● **Work item**: Copy every line of the data in which the word "Polygone" occurs.

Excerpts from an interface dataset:
########
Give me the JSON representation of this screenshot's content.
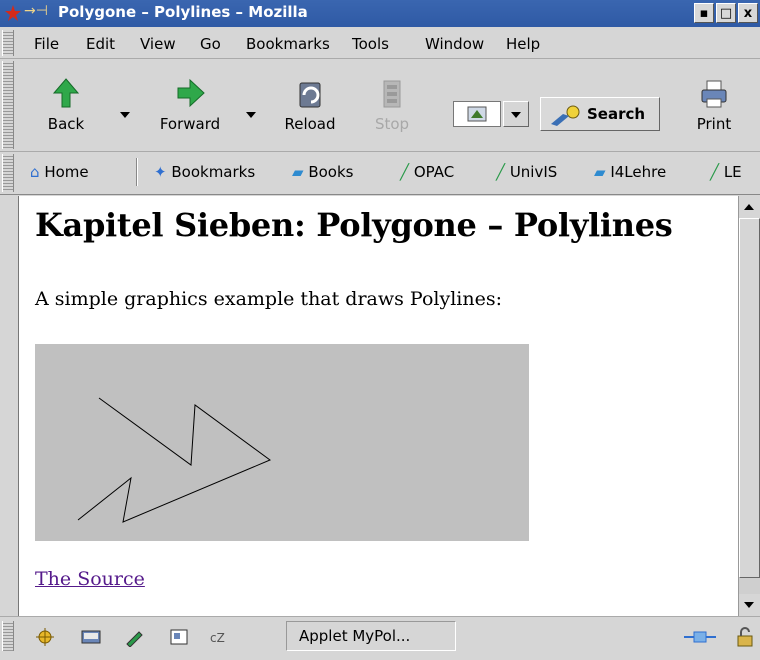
{
  "window": {
    "title": "Polygone – Polylines – Mozilla",
    "controls": [
      "▪",
      "□",
      "x"
    ]
  },
  "menu": {
    "items": [
      {
        "label": "File"
      },
      {
        "label": "Edit"
      },
      {
        "label": "View"
      },
      {
        "label": "Go"
      },
      {
        "label": "Bookmarks"
      },
      {
        "label": "Tools"
      },
      {
        "label": "Window"
      },
      {
        "label": "Help"
      }
    ]
  },
  "nav": {
    "back": "Back",
    "forward": "Forward",
    "reload": "Reload",
    "stop": "Stop",
    "search": "Search",
    "print": "Print"
  },
  "personal_toolbar": {
    "items": [
      {
        "label": "Home",
        "icon": "home-icon"
      },
      {
        "label": "Bookmarks",
        "icon": "bookmarks-icon"
      },
      {
        "label": "Books",
        "icon": "folder-icon"
      },
      {
        "label": "OPAC",
        "icon": "link-icon"
      },
      {
        "label": "UnivIS",
        "icon": "link-icon"
      },
      {
        "label": "I4Lehre",
        "icon": "folder-icon"
      },
      {
        "label": "LE",
        "icon": "link-icon"
      }
    ]
  },
  "page": {
    "heading": "Kapitel Sieben: Polygone – Polylines",
    "intro": "A simple graphics example that draws Polylines:",
    "applet_background": "#c0c0c0",
    "link": "The Source"
  },
  "status": {
    "text": "Applet MyPol..."
  },
  "colors": {
    "titlebar": "#2f5aa5",
    "chrome": "#d6d6d6",
    "visited_link": "#551a8b"
  }
}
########
● **Your response**:
    "title": "Polygone – Polylines – Mozilla",
    "heading": "Kapitel Sieben: Polygone – Polylines",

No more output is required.